For example, you can have a positive test for marbling, but if you don’t feed the animals correctly, then the cattle won’t produce the expected marbling, regardless of genetics. The final point to remember is that genetic tests should not be used as a stand-alone evaluation. EPDs are still the gold standard in selection. Genetic testing should be used to enhance EPDs, not replace them.

The greatest promise and use of genomics is for traits that are difficult to measure (disease resistance) are lowly heritable (fertility) or can only be measured late in life (stayability) or after the animal is dead (tenderness). I recently attended a session on selection for resistance to bovine respiratory disease (BRD) at the National Cattlemen’s Beef Association Cattlemen’s College in Nashville. The presenter was Dr. Alison Van Eenennaam, a faculty member at University of California-Davis. The following is what I learned.

Even with a greater understanding of animal nutrition, health and stress management and greatly improved vaccines, BRD is still the No. 1 cause of death in finishing cattle. In fact, 1.4 percent of all feedlot cattle perish before reaching harvest. This has not changed in the last 30 years. One reason for this is that a bovine has 30 percent of the lung capacity of a similar-sized horse, but requires 250 percent more oxygen. I remember being at a processing facility where they were harvesting bison. The owner showed me the trachea of the bison, which must have been three to four times the size of one from a beef breed. Domesticated cattle just don’t have the lung capacity and associated organs to support anything but a completely low-stress environment.

Our production system that involves commingling cattle from small farms that typify the U.S. beef industry creates a disease challenge. It is estimated that the economic cost of BRD is more than $250/head in the finishing phase only. We also know that BRD affects calves before they get to the finishing phase, which increases the financial losses from the whole production system. Discovering the gene complex that controls response to BRD would be a huge benefit to producers and consumers alike.

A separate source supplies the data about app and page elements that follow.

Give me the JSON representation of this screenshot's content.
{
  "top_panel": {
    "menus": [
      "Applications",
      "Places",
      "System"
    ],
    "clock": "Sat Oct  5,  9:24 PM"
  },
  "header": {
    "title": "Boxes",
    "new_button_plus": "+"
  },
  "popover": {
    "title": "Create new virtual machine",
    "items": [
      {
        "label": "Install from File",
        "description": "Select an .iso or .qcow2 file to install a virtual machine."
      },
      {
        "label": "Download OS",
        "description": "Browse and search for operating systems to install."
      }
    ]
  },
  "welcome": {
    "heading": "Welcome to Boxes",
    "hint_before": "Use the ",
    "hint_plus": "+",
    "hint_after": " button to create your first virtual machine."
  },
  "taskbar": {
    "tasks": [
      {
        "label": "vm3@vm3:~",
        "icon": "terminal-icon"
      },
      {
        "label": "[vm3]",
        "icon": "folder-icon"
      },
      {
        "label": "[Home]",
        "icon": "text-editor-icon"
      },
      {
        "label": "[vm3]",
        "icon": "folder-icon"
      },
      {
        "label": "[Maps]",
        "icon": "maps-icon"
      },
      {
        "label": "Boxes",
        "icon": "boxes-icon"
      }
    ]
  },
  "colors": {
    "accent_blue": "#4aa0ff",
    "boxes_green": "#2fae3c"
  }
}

The good news is researchers have determined the heritability of BRD susceptibility is considered moderate at 18 to 29 percent. However, this is the heritability of the genome, that is, the group of genes that are involved in BRD. The bad news is that BRD is similar to the common cold in that it is a complex of viral and bacterial organisms. Current research is focused on identifying individual genes that regulate specific pathogens involved in the BRD complex. This work has been completed with beef and dairy calves and is being analyzed. If specific genes can be identified in the genome, heritability estimates should increase. Additionally, if they can find the specific gene that results in susceptibility, this test would be useful across breeds, which is currently not the case with most genetic tests.

The final step is to incorporate the results into an index that producers can use to select against sires that produce progeny susceptible to BRD. An index is built assigning a dollar value to the trait relative to other traits. Van Eenennaam and a colleague have estimated that the relative economic importance of selection to decrease incidence of BRD should be weighted six times more heavily than selection for growth traits (e.g., weaning weight) and 16 times more heavily than carcass traits (e.g., marbling). They have suggested a BRD index with a 1 percent increase in BRD death loss that would be associated with the loss of $2.08/head in the Angus index $Feedlot ($F). This is equivalent to a 1-pound increase in hot carcass weight EPD. Though close, researchers still estimate that we are about five years from having a reliable disease susceptibility index.

In our segregated beef industry the question becomes “Who pays for the genetic testing?” In a perfect world, the feedlot would pass value for receiving healthy cattle back to the calf supplier, who would then pass some of that value to the bull supplier. For the astute cow/calf producer, they will develop a marketing channel that rewards them for buying bulls with more information that can be used to extract value from the feedlot. While it’s exciting to see where this technology can lead, everyone along the production and market channel through the consumer has to receive value, or itwill not be useful.